— PROBLEM REQUIREMENTS —
Each line in the entries below that contains the word "What" counts once. Report how many there are and nothing more.

— SOURCE DATA —

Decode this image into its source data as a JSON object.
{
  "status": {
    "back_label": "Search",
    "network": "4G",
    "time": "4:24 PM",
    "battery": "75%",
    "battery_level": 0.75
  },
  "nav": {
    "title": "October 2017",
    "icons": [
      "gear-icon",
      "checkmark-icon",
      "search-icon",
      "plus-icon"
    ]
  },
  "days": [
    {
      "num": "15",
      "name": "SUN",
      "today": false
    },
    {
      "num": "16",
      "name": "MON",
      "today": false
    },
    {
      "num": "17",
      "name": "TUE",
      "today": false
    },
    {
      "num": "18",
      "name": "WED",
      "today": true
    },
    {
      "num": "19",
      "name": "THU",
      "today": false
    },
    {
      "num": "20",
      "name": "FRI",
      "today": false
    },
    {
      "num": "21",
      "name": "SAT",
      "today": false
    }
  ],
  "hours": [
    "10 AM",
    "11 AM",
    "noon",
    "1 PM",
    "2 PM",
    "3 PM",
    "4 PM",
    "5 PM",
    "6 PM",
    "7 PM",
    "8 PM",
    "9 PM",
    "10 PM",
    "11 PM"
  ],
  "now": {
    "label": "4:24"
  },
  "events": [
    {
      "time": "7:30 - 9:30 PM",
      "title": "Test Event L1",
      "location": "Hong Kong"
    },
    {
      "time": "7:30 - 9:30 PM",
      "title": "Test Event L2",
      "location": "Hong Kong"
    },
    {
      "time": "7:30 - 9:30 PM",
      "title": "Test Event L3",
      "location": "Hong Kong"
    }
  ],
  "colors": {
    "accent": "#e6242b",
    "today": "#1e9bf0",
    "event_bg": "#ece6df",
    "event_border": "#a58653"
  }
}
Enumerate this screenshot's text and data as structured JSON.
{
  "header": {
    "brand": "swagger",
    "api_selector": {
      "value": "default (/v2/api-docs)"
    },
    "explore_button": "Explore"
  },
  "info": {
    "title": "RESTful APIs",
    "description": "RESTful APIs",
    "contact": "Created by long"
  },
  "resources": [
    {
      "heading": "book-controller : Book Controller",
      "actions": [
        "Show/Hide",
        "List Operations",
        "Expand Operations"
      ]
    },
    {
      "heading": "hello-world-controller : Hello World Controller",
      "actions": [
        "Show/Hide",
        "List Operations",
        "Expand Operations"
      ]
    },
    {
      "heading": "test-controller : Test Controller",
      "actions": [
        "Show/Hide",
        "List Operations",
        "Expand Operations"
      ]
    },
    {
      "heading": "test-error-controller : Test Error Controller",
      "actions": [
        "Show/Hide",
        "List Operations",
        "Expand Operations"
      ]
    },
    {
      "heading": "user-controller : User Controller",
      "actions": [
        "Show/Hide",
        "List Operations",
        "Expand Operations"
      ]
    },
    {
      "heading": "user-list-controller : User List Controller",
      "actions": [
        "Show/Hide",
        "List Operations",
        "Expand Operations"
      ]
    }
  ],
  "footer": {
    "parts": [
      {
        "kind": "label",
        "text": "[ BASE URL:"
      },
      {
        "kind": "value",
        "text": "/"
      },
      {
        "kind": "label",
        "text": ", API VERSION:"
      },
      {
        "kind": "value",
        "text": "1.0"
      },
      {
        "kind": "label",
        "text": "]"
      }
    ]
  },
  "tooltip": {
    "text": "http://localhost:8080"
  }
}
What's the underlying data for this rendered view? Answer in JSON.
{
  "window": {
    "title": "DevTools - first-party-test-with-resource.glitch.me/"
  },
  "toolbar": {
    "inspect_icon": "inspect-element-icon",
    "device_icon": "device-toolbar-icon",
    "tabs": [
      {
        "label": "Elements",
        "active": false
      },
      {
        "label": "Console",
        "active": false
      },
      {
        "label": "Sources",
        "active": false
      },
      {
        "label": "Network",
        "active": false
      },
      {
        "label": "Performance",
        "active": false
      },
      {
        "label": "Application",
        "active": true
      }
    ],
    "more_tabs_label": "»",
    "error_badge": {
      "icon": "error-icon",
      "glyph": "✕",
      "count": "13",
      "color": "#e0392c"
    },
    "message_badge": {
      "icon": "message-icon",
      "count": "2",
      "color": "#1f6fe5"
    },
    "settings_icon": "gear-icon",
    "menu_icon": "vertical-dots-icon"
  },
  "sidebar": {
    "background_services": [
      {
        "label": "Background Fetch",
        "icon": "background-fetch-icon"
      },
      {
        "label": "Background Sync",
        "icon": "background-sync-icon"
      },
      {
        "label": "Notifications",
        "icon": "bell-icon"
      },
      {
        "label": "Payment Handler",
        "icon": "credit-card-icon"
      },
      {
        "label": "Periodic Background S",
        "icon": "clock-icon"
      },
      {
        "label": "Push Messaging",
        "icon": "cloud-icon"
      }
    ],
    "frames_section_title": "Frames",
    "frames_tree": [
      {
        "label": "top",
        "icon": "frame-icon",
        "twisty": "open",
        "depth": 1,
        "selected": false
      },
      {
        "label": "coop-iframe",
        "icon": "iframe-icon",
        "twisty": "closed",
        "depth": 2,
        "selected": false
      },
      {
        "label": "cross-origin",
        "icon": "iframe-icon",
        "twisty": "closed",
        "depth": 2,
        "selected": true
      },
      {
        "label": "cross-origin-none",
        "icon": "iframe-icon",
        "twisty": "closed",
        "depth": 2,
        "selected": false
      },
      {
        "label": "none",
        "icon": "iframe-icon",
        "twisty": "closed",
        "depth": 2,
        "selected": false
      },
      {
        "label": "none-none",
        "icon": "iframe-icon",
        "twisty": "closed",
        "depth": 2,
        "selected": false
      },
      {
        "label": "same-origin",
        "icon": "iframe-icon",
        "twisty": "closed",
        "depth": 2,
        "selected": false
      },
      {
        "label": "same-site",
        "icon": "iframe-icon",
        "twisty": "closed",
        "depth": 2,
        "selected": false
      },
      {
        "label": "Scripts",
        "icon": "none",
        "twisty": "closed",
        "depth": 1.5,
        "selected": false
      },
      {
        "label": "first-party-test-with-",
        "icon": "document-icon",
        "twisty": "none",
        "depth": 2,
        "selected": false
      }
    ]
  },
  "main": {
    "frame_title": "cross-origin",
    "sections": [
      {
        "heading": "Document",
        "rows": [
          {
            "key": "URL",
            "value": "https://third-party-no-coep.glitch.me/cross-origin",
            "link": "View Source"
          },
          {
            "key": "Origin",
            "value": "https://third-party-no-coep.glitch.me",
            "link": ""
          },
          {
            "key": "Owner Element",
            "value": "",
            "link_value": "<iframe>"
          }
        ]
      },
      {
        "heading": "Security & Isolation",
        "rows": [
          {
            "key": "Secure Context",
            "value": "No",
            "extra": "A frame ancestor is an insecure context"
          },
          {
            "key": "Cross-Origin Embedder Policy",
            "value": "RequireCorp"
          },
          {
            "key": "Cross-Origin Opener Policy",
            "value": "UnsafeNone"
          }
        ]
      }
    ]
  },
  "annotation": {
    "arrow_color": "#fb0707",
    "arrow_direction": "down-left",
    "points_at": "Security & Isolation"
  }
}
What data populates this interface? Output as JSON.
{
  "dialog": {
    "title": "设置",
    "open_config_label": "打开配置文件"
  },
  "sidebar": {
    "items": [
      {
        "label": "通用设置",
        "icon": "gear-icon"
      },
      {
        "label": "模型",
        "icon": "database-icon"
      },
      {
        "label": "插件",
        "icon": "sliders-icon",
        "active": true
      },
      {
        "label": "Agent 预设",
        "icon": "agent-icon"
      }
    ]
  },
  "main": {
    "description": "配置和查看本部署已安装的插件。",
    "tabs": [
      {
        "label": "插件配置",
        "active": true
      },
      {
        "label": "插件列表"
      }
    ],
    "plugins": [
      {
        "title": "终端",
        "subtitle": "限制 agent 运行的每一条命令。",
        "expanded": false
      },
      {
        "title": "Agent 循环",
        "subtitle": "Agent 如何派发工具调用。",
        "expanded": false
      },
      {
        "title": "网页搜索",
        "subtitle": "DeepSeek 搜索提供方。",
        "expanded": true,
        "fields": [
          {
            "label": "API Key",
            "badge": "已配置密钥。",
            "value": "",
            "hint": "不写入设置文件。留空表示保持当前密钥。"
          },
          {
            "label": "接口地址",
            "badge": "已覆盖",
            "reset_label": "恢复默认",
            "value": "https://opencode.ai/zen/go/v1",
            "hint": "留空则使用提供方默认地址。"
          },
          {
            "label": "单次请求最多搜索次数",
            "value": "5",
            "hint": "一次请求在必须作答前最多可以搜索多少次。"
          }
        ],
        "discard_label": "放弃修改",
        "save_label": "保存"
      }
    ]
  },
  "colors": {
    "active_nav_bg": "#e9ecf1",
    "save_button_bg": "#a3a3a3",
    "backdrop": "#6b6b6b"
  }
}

— ANSWER TO THIS EXERCISE —
2